Polytrauma Center Care and the TBI Patient: How Seamless is the Transition between VA and DoD and Are Needs Being Met?

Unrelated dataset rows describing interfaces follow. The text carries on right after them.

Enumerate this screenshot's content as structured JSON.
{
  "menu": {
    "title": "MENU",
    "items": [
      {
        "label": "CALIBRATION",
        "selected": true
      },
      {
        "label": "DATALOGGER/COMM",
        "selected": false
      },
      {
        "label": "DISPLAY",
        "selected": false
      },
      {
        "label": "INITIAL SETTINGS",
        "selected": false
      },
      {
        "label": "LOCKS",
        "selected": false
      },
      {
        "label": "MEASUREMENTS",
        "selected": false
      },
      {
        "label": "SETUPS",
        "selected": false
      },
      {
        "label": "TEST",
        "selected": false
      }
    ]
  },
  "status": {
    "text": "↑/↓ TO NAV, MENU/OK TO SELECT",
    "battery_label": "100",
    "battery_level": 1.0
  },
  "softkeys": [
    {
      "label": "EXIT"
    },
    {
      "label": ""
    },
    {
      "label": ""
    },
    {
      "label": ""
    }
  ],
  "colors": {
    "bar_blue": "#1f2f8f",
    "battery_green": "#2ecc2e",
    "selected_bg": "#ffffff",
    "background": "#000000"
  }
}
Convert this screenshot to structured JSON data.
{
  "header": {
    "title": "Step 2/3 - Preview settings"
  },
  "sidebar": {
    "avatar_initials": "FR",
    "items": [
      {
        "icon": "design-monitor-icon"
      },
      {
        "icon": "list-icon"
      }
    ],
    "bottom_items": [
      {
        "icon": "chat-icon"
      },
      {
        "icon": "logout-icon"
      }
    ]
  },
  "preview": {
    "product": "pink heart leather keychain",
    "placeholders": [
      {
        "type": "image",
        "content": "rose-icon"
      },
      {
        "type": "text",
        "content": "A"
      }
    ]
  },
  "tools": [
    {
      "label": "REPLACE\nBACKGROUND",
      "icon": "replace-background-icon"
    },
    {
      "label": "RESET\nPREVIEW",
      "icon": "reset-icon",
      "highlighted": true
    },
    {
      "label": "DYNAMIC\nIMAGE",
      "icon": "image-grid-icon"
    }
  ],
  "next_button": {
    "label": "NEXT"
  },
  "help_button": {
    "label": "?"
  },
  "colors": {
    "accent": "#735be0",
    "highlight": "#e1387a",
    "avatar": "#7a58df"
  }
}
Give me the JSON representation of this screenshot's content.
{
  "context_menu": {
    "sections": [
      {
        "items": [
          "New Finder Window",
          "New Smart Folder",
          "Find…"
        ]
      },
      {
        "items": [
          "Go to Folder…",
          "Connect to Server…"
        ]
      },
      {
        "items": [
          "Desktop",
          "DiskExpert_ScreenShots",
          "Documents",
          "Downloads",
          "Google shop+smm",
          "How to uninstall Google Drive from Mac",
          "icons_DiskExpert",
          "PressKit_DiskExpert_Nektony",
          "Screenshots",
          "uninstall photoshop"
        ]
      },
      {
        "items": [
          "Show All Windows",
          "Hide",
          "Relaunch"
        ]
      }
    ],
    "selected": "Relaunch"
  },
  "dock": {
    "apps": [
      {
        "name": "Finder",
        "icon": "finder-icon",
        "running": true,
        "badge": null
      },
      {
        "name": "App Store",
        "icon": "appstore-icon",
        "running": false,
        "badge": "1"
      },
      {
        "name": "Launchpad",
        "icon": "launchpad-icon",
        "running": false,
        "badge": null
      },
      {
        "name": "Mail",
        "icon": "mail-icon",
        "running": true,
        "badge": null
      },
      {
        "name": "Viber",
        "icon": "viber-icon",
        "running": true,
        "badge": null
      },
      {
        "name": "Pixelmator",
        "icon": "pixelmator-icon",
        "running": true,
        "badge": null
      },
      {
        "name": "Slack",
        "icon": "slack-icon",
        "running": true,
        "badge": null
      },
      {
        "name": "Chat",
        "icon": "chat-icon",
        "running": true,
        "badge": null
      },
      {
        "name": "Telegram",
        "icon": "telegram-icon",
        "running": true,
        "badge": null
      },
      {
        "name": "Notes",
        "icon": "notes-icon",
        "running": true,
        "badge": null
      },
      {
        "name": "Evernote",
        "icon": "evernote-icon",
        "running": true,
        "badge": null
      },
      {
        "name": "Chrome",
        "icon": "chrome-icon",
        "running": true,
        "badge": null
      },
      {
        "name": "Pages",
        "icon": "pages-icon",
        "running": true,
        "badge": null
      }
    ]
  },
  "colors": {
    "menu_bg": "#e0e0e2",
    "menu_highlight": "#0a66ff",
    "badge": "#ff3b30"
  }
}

Congressional Testimony   “Polytrauma Center Care and the TBI Patient: How Seamless is the Transition between VA and DoD and Are Needs Being Met? ”   Subcommittee on Health of the Committee on Veterans’ Affairs   Chair Rep. Michael Michaud   Thursday, March 15, 2007, 2:00 pm   Written Testimony   Tina M. Trudel, PhD President and Chief Operating Officer, Lakeview Healthcare System, Inc. Principal Investigator, Defense and Veterans Brain Injury Center at Virginia NeuroCare Assistant Professor of Clinical Psychiatry and Neurobehavioral Sciences, UVA Medical School Former Chairperson, NH Brain & Spinal Cord Injury Advisory Council Chairperson, Long Term Issues Task Force, American Congress of Rehabilitation Medicine     Representative Michaud, members and staffers of the Congressional Subcommittee on Health of the Committee on Veterans Affairs, thank you for allowing me the opportunity to participate in this briefing to discuss the care of veterans with brain injury.  My name is Dr. Tina Trudel.  I presently serve as President and Chief Operating Officer of Lakeview Healthcare Systems, a national provider of brain injury services from hospital to home.  I also serve as Principal Investigator of the Defense and Veterans Brain Injury Center at Virginia Neurocare, a civilian brain injury rehabilitation site.  I have been an advocate, researcher, professor and clinician in the field of brain injury rehabilitation for the past 20 years.   This experience has heightened my awareness of the disconnection between our investment and advances in emergency management and acute care of brain trauma, versus the lack of resources available for post-acute treatment, community integrated rehabilitation and long term supports.  Be it in the civilian or military community, there is a longstanding gap in meeting the long term needs of the growing population of brain injury survivors.  It appears we have yet to accept that saving lives has consequences.   As others in the media have noted, brain injury is perhaps our greatest public health problem.  It cuts across the age span, from infant to elderly, and affects our military both during war and peace time.  Those with traumatic brain injury (TBI) are adversely impacted by the lack of funding and underdeveloped infrastructure in comparison to other diagnostic and disability groups.  Not very long ago, individuals with brain injury often died, and until the National Head Injury Foundation (now Brain Injury Association of America) was founded by in the 1980’s, there was no organized voice of advocacy and acknowledgement.  While this recent era spawned improved survival and the brain injury movement, our national and state health and human services structures were already well-established.  The funding train had left the station, and people with brain injuries were still waiting at the ticket counter.  Brain injury has become a leading public health problem for civilians and the military.  In the United States civilian population, 1.4 million individuals sustain traumatic brain injury (TBI) annually resulting in 235,000 hospital admissions and 50,000 deaths (1).      Additionally, 80,000 survive with residual long-term impairments.  The Centers for Disease Control and Prevention estimate that long-term disability as a result of brain injuries (necessitating assistance with activities of daily living) affects 5.3 million Americans, with thousands of new individuals affected every year (2).  This population continues to grow and age, creating greater challenges that must be met by an already burdened health and human services system.   Economically, the total impact of direct and indirect medical and other costs in 1995 dollars is reported to exceed $56 billion (3).  Such costs do not include lost earning potential, family burden of care, special education, vocational retraining and a host of related issues as now are being recognized within the military.  While blast injury and combat related TBI are presently in focus, it is important to remember that military service runs a risk of TBI even in peace time, with thousands of military personnel injured annually due to motor vehicle crashes, falls, training mishaps and other causes.